Aim of the task
In the records below, find the lines that include the string "JSON" and report how many there are, nothing else.

(Component data from apps and pages)
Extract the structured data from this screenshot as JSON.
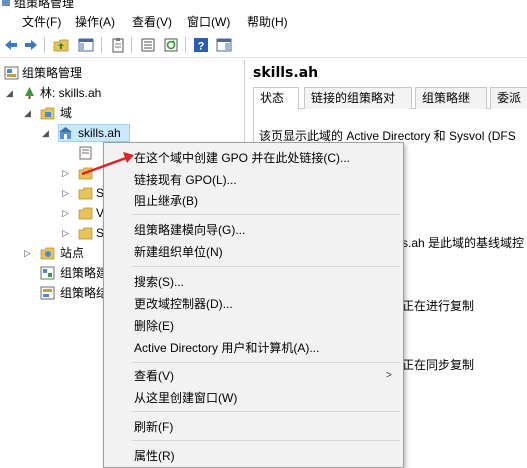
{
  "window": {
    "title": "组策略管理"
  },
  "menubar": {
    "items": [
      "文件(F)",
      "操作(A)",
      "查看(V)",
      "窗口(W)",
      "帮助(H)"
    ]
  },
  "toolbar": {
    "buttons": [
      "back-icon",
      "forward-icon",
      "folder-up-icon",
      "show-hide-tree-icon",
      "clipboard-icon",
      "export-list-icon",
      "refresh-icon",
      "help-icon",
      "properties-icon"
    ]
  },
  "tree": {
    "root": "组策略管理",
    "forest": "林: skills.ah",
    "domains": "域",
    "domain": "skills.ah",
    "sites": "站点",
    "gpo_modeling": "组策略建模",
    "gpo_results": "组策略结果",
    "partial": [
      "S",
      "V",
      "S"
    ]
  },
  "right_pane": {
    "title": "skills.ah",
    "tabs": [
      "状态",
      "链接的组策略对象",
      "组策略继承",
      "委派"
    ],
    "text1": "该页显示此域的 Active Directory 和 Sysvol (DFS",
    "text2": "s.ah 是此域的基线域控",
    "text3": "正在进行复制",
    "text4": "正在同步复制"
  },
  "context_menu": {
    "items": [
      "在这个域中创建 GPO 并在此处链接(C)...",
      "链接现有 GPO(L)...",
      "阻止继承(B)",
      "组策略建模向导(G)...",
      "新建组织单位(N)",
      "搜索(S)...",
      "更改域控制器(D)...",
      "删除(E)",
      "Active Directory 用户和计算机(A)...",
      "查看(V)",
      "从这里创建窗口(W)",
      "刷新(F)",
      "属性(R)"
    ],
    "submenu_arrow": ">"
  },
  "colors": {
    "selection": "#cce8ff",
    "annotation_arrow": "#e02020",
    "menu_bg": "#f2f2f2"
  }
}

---

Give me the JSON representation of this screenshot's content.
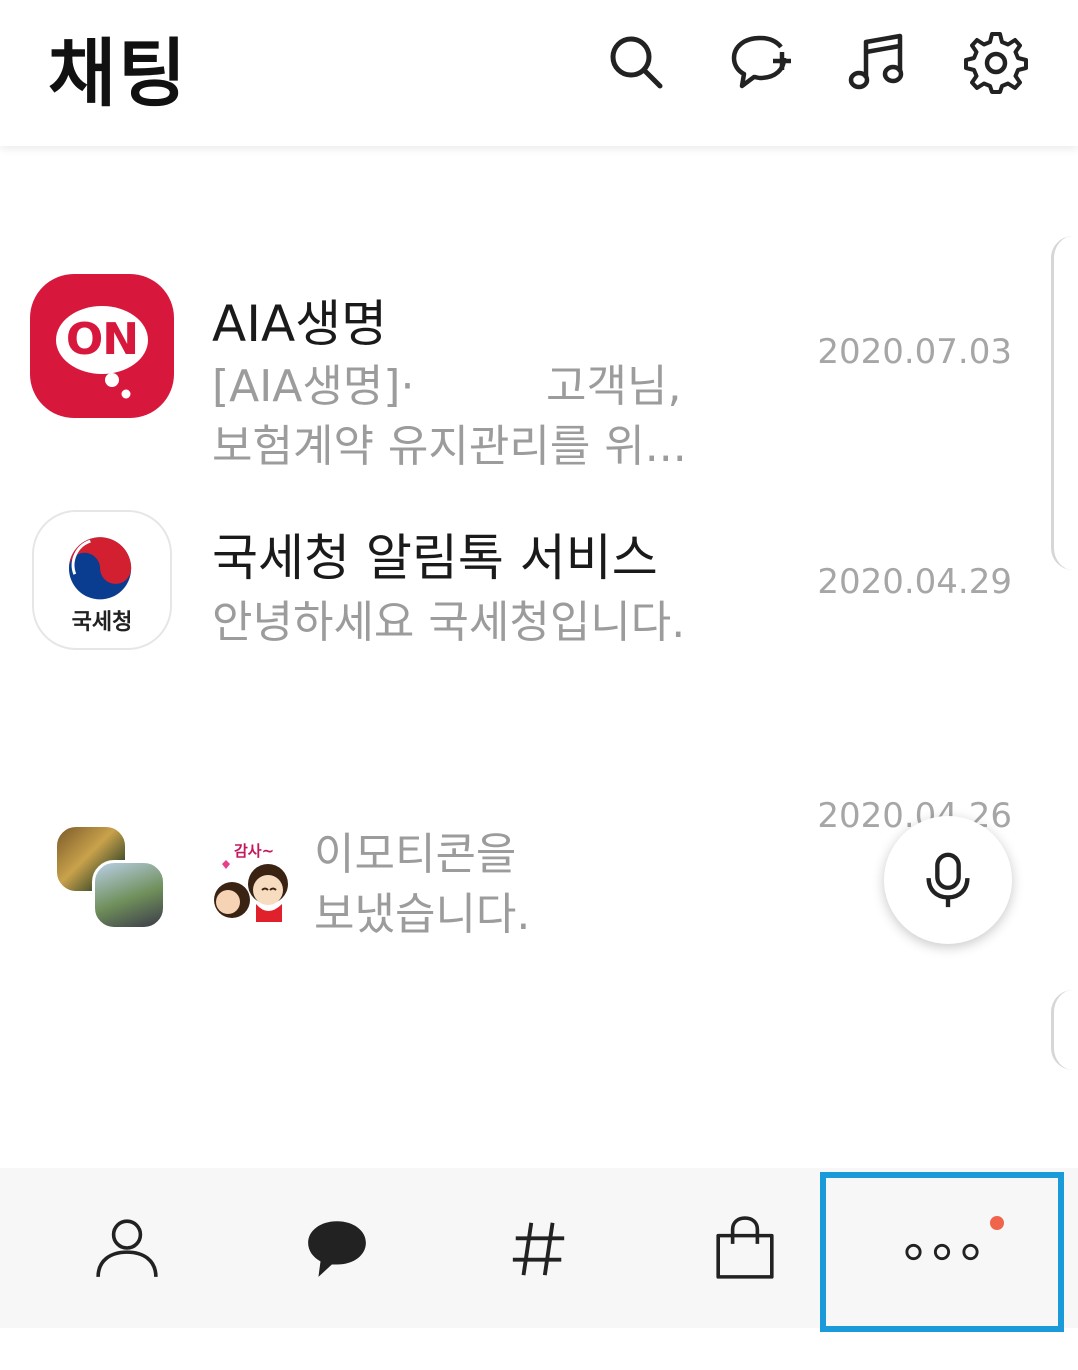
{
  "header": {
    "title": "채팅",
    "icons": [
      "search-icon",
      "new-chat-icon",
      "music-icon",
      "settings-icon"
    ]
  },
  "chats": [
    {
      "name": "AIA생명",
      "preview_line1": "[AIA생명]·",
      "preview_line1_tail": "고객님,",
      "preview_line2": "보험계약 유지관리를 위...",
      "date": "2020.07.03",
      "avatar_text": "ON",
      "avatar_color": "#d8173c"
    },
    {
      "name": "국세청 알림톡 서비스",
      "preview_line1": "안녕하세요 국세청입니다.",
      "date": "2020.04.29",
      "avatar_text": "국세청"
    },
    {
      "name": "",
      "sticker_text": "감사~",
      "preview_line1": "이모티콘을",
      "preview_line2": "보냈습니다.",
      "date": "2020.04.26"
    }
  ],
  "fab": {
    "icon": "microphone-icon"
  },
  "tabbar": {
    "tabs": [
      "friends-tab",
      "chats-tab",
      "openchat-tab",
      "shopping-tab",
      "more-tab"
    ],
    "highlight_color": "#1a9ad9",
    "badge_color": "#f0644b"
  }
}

Result of this task
2